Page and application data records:
........
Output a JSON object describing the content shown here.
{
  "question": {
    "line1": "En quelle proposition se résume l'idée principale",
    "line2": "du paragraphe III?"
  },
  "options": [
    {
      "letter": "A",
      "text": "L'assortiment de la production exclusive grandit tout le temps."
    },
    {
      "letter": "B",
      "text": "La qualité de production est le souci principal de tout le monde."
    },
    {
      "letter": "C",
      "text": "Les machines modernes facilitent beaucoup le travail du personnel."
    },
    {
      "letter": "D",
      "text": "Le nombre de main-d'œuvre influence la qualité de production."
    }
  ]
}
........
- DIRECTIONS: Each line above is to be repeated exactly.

- WRITTEN ANSWER:
Output a JSON object describing the content shown here.
{
  "question": {
    "line1": "En quelle proposition se résume l'idée principale",
    "line2": "du paragraphe III?"
  },
  "options": [
    {
      "letter": "A",
      "text": "L'assortiment de la production exclusive grandit tout le temps."
    },
    {
      "letter": "B",
      "text": "La qualité de production est le souci principal de tout le monde."
    },
    {
      "letter": "C",
      "text": "Les machines modernes facilitent beaucoup le travail du personnel."
    },
    {
      "letter": "D",
      "text": "Le nombre de main-d'œuvre influence la qualité de production."
    }
  ]
}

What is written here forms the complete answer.